Each record below must be written out exactly as given.

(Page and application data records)
------

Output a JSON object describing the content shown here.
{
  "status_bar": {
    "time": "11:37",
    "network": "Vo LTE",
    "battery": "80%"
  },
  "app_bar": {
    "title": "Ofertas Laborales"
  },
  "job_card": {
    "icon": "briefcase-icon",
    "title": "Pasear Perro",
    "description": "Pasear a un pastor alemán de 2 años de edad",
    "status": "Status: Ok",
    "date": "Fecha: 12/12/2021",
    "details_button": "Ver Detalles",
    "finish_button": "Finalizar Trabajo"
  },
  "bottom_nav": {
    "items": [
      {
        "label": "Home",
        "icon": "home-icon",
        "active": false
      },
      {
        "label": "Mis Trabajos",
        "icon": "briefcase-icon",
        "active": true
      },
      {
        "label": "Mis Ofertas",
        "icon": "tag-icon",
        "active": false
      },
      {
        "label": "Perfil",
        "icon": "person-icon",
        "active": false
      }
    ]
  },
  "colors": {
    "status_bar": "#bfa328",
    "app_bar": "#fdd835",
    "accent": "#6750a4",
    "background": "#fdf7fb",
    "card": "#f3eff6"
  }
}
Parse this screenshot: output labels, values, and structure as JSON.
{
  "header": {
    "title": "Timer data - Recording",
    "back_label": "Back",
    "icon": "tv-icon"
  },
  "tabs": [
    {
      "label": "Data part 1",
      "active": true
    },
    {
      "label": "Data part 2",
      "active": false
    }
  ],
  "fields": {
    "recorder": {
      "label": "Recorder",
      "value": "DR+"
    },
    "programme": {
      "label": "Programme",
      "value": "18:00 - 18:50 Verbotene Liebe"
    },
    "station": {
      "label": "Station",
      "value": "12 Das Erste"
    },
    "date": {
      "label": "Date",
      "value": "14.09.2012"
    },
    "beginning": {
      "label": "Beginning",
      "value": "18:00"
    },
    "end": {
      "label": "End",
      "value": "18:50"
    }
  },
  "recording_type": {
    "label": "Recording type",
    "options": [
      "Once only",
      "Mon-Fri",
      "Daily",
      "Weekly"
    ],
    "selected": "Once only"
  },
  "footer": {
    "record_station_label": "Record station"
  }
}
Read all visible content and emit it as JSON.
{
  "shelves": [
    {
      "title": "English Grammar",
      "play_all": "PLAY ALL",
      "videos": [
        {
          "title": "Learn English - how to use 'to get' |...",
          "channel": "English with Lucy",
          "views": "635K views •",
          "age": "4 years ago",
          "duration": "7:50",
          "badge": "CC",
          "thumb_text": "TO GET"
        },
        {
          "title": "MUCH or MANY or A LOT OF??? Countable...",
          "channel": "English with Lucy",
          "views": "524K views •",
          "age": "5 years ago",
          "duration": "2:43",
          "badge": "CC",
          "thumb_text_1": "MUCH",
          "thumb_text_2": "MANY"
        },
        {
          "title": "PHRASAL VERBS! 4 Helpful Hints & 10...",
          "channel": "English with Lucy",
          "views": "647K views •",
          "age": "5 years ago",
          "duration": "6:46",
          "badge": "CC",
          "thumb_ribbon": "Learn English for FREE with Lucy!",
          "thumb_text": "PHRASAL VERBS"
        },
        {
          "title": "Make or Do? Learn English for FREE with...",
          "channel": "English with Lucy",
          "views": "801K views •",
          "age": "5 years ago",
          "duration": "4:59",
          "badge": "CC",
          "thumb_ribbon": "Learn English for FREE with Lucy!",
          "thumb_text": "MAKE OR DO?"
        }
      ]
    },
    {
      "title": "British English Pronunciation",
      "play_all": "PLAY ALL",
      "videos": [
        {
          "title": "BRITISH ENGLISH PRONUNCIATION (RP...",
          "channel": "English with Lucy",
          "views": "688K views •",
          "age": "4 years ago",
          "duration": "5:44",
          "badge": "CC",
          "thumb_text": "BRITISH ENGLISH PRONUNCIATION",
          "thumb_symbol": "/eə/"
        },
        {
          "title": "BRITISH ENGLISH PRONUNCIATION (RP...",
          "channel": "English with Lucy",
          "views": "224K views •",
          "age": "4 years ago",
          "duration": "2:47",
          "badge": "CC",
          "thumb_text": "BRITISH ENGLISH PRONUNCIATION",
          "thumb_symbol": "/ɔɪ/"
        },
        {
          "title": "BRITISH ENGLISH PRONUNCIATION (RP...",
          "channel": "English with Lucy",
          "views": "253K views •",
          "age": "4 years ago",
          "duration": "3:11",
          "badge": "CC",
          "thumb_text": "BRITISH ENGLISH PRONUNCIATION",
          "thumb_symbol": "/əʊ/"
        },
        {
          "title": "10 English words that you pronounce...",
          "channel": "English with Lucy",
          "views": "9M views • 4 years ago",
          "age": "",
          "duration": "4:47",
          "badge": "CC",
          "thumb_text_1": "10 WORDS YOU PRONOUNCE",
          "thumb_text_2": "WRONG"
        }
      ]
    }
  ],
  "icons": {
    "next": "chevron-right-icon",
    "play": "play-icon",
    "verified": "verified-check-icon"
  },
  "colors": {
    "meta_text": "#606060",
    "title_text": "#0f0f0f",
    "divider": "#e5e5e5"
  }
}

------

Result for this task:
Output a JSON object describing the content shown here.
{
  "status_bar": {
    "time": "11:37",
    "network": "Vo LTE",
    "battery": "80%"
  },
  "app_bar": {
    "title": "Ofertas Laborales"
  },
  "job_card": {
    "icon": "briefcase-icon",
    "title": "Pasear Perro",
    "description": "Pasear a un pastor alemán de 2 años de edad",
    "status": "Status: Ok",
    "date": "Fecha: 12/12/2021",
    "details_button": "Ver Detalles",
    "finish_button": "Finalizar Trabajo"
  },
  "bottom_nav": {
    "items": [
      {
        "label": "Home",
        "icon": "home-icon",
        "active": false
      },
      {
        "label": "Mis Trabajos",
        "icon": "briefcase-icon",
        "active": true
      },
      {
        "label": "Mis Ofertas",
        "icon": "tag-icon",
        "active": false
      },
      {
        "label": "Perfil",
        "icon": "person-icon",
        "active": false
      }
    ]
  },
  "colors": {
    "status_bar": "#bfa328",
    "app_bar": "#fdd835",
    "accent": "#6750a4",
    "background": "#fdf7fb",
    "card": "#f3eff6"
  }
}
Parse this screenshot: output labels, values, and structure as JSON.
{
  "header": {
    "title": "Timer data - Recording",
    "back_label": "Back",
    "icon": "tv-icon"
  },
  "tabs": [
    {
      "label": "Data part 1",
      "active": true
    },
    {
      "label": "Data part 2",
      "active": false
    }
  ],
  "fields": {
    "recorder": {
      "label": "Recorder",
      "value": "DR+"
    },
    "programme": {
      "label": "Programme",
      "value": "18:00 - 18:50 Verbotene Liebe"
    },
    "station": {
      "label": "Station",
      "value": "12 Das Erste"
    },
    "date": {
      "label": "Date",
      "value": "14.09.2012"
    },
    "beginning": {
      "label": "Beginning",
      "value": "18:00"
    },
    "end": {
      "label": "End",
      "value": "18:50"
    }
  },
  "recording_type": {
    "label": "Recording type",
    "options": [
      "Once only",
      "Mon-Fri",
      "Daily",
      "Weekly"
    ],
    "selected": "Once only"
  },
  "footer": {
    "record_station_label": "Record station"
  }
}
Read all visible content and emit it as JSON.
{
  "shelves": [
    {
      "title": "English Grammar",
      "play_all": "PLAY ALL",
      "videos": [
        {
          "title": "Learn English - how to use 'to get' |...",
          "channel": "English with Lucy",
          "views": "635K views •",
          "age": "4 years ago",
          "duration": "7:50",
          "badge": "CC",
          "thumb_text": "TO GET"
        },
        {
          "title": "MUCH or MANY or A LOT OF??? Countable...",
          "channel": "English with Lucy",
          "views": "524K views •",
          "age": "5 years ago",
          "duration": "2:43",
          "badge": "CC",
          "thumb_text_1": "MUCH",
          "thumb_text_2": "MANY"
        },
        {
          "title": "PHRASAL VERBS! 4 Helpful Hints & 10...",
          "channel": "English with Lucy",
          "views": "647K views •",
          "age": "5 years ago",
          "duration": "6:46",
          "badge": "CC",
          "thumb_ribbon": "Learn English for FREE with Lucy!",
          "thumb_text": "PHRASAL VERBS"
        },
        {
          "title": "Make or Do? Learn English for FREE with...",
          "channel": "English with Lucy",
          "views": "801K views •",
          "age": "5 years ago",
          "duration": "4:59",
          "badge": "CC",
          "thumb_ribbon": "Learn English for FREE with Lucy!",
          "thumb_text": "MAKE OR DO?"
        }
      ]
    },
    {
      "title": "British English Pronunciation",
      "play_all": "PLAY ALL",
      "videos": [
        {
          "title": "BRITISH ENGLISH PRONUNCIATION (RP...",
          "channel": "English with Lucy",
          "views": "688K views •",
          "age": "4 years ago",
          "duration": "5:44",
          "badge": "CC",
          "thumb_text": "BRITISH ENGLISH PRONUNCIATION",
          "thumb_symbol": "/eə/"
        },
        {
          "title": "BRITISH ENGLISH PRONUNCIATION (RP...",
          "channel": "English with Lucy",
          "views": "224K views •",
          "age": "4 years ago",
          "duration": "2:47",
          "badge": "CC",
          "thumb_text": "BRITISH ENGLISH PRONUNCIATION",
          "thumb_symbol": "/ɔɪ/"
        },
        {
          "title": "BRITISH ENGLISH PRONUNCIATION (RP...",
          "channel": "English with Lucy",
          "views": "253K views •",
          "age": "4 years ago",
          "duration": "3:11",
          "badge": "CC",
          "thumb_text": "BRITISH ENGLISH PRONUNCIATION",
          "thumb_symbol": "/əʊ/"
        },
        {
          "title": "10 English words that you pronounce...",
          "channel": "English with Lucy",
          "views": "9M views • 4 years ago",
          "age": "",
          "duration": "4:47",
          "badge": "CC",
          "thumb_text_1": "10 WORDS YOU PRONOUNCE",
          "thumb_text_2": "WRONG"
        }
      ]
    }
  ],
  "icons": {
    "next": "chevron-right-icon",
    "play": "play-icon",
    "verified": "verified-check-icon"
  },
  "colors": {
    "meta_text": "#606060",
    "title_text": "#0f0f0f",
    "divider": "#e5e5e5"
  }
}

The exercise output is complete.